In the entries below, find each line with the word "verified" and pull it out.

[Component data from apps and pages]
+ + + +
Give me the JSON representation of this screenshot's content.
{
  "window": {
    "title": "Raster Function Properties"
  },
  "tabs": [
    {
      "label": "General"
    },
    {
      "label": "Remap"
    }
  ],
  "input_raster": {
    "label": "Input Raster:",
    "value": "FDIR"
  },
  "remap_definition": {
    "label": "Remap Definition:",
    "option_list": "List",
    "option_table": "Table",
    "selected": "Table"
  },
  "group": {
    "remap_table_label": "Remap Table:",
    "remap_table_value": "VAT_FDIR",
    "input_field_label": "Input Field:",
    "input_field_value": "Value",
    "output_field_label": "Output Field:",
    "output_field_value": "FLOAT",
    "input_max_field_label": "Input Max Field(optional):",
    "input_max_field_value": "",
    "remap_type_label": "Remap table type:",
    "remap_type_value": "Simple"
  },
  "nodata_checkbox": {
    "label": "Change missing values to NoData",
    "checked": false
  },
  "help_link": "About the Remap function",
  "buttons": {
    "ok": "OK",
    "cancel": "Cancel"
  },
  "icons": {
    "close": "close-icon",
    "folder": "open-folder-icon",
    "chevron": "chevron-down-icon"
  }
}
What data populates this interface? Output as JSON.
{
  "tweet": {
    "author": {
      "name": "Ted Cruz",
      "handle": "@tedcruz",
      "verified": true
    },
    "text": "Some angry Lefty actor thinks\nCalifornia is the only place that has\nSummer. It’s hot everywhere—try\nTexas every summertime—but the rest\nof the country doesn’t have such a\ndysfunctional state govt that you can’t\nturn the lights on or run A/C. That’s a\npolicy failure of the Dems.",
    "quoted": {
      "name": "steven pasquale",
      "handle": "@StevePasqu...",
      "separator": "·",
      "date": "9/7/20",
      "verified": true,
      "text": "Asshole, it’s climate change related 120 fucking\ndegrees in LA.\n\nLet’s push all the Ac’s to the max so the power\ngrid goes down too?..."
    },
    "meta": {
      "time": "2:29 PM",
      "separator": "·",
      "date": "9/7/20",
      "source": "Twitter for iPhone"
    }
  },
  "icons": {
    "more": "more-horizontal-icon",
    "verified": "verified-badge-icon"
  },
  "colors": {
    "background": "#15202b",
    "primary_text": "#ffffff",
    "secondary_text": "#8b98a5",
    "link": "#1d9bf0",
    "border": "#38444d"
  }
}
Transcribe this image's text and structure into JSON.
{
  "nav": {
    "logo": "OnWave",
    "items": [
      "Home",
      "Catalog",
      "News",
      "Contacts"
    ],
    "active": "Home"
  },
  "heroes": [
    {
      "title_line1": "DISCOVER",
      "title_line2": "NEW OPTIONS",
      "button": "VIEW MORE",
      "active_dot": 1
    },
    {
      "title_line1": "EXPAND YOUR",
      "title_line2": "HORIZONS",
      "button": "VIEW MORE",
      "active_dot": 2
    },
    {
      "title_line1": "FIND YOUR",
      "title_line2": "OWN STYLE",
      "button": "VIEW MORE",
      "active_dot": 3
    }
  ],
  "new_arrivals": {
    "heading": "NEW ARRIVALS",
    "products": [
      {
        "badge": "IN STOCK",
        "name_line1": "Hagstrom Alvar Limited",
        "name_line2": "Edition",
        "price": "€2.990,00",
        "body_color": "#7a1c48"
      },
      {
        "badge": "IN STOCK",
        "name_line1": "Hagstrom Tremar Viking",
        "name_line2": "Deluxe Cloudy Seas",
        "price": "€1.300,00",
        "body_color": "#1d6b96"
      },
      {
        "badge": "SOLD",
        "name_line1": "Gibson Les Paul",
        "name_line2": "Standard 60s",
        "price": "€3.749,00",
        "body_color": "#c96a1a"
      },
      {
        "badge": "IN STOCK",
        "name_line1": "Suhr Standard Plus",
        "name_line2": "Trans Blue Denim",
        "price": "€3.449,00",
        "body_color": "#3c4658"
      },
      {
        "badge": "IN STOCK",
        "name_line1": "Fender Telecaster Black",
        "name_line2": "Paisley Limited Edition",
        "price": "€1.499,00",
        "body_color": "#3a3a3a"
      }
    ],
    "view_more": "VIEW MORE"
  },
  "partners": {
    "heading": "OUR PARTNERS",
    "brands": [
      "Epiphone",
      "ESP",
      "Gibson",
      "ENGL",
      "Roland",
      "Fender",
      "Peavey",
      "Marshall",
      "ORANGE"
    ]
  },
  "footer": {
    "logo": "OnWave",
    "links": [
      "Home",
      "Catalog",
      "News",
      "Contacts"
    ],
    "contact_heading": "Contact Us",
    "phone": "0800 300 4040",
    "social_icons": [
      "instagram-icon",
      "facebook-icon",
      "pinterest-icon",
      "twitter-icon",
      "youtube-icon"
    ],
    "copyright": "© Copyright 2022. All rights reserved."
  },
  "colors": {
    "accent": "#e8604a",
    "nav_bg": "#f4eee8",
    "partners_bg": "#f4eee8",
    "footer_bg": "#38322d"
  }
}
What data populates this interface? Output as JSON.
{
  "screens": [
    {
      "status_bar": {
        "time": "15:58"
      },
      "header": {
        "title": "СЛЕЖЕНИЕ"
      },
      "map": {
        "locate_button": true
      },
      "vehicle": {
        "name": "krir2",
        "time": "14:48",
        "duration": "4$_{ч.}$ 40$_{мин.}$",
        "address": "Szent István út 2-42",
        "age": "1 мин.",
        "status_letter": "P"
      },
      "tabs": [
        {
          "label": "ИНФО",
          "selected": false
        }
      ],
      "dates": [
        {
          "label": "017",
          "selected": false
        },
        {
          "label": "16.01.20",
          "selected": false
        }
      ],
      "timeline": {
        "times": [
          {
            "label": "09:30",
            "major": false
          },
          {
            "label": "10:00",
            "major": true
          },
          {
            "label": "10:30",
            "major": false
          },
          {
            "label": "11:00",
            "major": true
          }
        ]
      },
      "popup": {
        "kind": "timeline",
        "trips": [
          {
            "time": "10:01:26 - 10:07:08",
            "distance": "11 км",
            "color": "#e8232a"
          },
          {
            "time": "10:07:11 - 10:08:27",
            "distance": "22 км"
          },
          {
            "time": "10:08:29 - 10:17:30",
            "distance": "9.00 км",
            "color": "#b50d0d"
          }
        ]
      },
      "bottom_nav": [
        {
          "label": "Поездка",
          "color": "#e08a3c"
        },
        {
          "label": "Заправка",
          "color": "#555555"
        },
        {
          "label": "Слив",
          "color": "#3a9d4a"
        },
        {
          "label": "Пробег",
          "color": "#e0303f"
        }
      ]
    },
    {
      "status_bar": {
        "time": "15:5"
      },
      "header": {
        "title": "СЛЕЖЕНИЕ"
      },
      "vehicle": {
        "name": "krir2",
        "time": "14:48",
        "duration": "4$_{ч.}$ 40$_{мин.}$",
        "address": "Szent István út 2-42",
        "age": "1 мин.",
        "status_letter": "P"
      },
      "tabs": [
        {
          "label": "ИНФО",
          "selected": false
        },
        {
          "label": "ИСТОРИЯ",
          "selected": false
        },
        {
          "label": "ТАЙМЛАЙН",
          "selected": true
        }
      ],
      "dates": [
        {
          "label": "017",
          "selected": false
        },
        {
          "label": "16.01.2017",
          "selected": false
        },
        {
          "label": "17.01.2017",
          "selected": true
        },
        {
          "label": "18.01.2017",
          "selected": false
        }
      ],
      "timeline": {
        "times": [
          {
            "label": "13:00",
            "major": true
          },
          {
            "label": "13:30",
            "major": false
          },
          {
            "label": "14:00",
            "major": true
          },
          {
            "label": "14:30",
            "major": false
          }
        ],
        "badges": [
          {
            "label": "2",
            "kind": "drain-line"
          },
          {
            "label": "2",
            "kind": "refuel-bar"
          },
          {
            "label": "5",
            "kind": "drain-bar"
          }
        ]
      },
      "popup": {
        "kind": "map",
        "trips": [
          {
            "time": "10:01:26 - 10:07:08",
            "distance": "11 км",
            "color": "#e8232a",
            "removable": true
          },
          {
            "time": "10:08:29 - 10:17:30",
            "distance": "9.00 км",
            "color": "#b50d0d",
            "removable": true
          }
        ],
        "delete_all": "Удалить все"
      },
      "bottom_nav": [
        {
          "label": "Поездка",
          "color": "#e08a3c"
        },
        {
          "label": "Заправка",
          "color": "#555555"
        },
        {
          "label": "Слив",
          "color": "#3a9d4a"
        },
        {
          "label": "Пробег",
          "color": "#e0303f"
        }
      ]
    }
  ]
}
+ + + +
**RESULT FOR THIS EXERCISE:**
      "verified": true
      "verified": true,
    "verified": "verified-badge-icon"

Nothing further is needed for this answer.